        4. 11.4 Executing <span xmlns="http://www.w3.org/1999/xhtml" xmlns:epub="http://www.idpf.org/2007/ops" xmlns:m="http://www.w3.org/1998/Math/MathML" xmlns:svg="http://www.w3.org/2000/svg" class="codeLabel">R</span> scripts on a regular basis scripts on a regular basis
        5. Notes
    5. Part Three: A Bag of Case Studies
      1. Chapter 12: Collaboration networks in the US Senate
        1. 12.1 Information on the bills
        2. 12.2 Information on the senators
        3. 12.3 Analyzing the network structure
        4. 12.4 Conclusion
        5. Notes
      2. Chapter 13: Parsing information from semistructured documents
        1. 13.1 Downloading data from the FTP server
        2. 13.2 Parsing semistructured text data
        3. 13.3 Visualizing station and temperature data
        4. Notes
      3. Chapter 14: Predicting the 2014 Academy Awards using Twitter
        1. 14.1 Twitter APIs: Overview
        2. 14.2 Twitter-based forecast of the 2014 Academy Awards
        3. 14.3 Conclusion
        4. Notes
      4. Chapter 15: Mapping the geographic distribution of names
        1. 15.1 Developing a data collection strategy
        2. 15.2 Website inspection
        3. 15.3 Data retrieval and information extraction
        4. 15.4 Mapping names
        5. 15.5 Automating the process
        6. Summary
        7. Notes
      5. Chapter 16: Gathering data on mobile phones
        1. 16.1 Page exploration
        2. 16.2 Scraping procedure
        3. 16.3 Graphical analysis

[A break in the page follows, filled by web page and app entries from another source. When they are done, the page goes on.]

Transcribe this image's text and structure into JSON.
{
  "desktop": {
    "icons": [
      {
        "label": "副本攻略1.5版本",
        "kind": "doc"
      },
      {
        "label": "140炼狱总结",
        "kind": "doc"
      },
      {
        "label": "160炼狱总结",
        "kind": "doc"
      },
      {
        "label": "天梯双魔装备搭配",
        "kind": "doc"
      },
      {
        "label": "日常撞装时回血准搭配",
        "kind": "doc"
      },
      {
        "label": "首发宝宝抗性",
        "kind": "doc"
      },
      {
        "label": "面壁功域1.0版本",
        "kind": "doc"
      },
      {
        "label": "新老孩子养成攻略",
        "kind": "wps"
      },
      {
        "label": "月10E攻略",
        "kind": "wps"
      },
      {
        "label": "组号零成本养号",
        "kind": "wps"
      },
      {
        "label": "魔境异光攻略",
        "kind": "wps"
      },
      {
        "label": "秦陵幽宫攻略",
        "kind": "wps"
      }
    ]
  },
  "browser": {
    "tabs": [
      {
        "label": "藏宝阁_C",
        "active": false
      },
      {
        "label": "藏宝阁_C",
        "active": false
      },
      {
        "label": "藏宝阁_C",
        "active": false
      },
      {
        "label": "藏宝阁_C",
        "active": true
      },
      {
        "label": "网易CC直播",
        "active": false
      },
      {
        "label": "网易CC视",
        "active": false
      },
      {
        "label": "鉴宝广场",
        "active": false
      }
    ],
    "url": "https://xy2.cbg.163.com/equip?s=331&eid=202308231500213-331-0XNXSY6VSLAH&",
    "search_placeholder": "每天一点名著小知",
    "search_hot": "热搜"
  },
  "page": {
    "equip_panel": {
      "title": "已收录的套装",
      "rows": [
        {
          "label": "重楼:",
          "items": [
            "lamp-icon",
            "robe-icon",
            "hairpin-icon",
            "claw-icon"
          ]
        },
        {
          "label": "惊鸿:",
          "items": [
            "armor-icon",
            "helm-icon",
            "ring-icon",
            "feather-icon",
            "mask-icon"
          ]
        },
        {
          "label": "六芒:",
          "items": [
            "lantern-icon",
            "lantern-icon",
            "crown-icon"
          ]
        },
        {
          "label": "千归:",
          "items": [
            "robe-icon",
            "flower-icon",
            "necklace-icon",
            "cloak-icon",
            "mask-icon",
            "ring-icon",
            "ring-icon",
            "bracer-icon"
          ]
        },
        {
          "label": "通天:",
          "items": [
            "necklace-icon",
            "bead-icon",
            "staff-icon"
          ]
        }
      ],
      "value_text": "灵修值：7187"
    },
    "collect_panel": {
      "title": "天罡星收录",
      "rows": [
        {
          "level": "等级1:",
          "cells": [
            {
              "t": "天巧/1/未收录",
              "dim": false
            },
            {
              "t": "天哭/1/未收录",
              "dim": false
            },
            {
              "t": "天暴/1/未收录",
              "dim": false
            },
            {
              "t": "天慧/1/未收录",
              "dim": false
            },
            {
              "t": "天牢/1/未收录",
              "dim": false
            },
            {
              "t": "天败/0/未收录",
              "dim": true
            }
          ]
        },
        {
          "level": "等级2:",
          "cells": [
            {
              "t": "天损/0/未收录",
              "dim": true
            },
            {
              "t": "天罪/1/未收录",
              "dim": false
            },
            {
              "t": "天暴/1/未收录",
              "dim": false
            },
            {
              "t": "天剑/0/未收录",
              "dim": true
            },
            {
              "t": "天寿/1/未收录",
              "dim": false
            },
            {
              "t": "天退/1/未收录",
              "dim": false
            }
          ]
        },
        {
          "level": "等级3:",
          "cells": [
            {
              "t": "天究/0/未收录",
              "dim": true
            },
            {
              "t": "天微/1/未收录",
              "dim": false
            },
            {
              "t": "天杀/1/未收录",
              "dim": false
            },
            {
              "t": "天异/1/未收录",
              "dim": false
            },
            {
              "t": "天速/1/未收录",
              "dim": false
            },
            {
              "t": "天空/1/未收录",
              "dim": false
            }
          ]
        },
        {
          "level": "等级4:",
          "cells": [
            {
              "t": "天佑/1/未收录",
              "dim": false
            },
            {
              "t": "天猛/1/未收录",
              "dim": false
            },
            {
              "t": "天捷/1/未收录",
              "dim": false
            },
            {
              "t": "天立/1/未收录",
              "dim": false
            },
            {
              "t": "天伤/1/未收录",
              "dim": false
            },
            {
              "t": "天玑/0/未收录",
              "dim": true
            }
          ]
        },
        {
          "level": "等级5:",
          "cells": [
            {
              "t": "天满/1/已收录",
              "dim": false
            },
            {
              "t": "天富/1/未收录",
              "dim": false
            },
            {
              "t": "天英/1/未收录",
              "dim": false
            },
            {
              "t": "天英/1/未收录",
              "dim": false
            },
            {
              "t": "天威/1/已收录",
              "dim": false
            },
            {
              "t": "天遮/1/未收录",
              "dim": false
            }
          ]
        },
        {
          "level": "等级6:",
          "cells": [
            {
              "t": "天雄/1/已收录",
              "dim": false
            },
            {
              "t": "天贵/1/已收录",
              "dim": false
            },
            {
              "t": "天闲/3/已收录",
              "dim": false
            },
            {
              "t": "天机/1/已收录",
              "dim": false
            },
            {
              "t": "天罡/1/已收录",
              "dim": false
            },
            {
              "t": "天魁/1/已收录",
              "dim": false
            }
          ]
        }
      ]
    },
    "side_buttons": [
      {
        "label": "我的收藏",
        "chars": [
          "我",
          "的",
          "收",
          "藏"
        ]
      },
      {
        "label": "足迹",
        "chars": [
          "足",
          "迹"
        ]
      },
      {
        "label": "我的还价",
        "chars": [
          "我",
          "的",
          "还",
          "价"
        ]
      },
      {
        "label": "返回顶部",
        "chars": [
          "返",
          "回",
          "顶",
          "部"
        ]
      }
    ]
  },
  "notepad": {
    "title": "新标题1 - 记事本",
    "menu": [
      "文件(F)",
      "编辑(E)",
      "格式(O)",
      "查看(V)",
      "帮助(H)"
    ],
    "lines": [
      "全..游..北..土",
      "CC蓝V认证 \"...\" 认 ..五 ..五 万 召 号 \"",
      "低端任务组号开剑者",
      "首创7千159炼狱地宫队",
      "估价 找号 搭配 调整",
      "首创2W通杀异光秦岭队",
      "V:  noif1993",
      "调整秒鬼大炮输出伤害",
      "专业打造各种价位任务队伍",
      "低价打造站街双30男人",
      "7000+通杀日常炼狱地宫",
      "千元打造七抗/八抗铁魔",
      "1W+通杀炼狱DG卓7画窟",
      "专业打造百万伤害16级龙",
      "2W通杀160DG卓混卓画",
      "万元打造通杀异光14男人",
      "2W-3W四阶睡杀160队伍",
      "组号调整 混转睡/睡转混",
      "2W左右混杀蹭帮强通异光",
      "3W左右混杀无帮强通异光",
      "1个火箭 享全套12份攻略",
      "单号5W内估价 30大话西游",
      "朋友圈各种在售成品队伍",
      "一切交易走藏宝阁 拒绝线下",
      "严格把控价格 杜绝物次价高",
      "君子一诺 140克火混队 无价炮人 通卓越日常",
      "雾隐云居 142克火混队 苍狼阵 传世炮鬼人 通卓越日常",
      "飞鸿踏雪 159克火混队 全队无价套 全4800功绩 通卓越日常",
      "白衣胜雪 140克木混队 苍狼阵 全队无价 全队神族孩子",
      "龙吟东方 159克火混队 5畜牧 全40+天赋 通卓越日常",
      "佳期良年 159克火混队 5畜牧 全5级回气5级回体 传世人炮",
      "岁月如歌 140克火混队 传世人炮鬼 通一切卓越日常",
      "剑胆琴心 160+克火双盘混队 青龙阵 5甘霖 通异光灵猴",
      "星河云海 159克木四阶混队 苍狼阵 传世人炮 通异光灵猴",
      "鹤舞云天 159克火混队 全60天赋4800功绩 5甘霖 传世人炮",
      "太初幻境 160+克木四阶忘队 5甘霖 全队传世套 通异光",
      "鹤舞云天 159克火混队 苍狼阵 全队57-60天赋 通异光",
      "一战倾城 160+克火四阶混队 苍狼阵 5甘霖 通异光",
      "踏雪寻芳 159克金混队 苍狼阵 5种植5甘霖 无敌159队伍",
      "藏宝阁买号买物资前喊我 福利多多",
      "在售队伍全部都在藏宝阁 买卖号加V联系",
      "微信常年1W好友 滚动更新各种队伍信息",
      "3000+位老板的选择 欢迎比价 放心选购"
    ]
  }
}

        4. 16.4 Data storage
        5. Note
      6. Chapter 17: Analyzing sentiments of product reviews
        1. 17.1 Introduction
        2. 17.2 Collecting the data
        3. 17.3 Analyzing the data
        4. 17.4 Conclusion
        5. Notes
    6. References
    7. General index
    8. Package index
    9. Function index
    10. End User License Agreement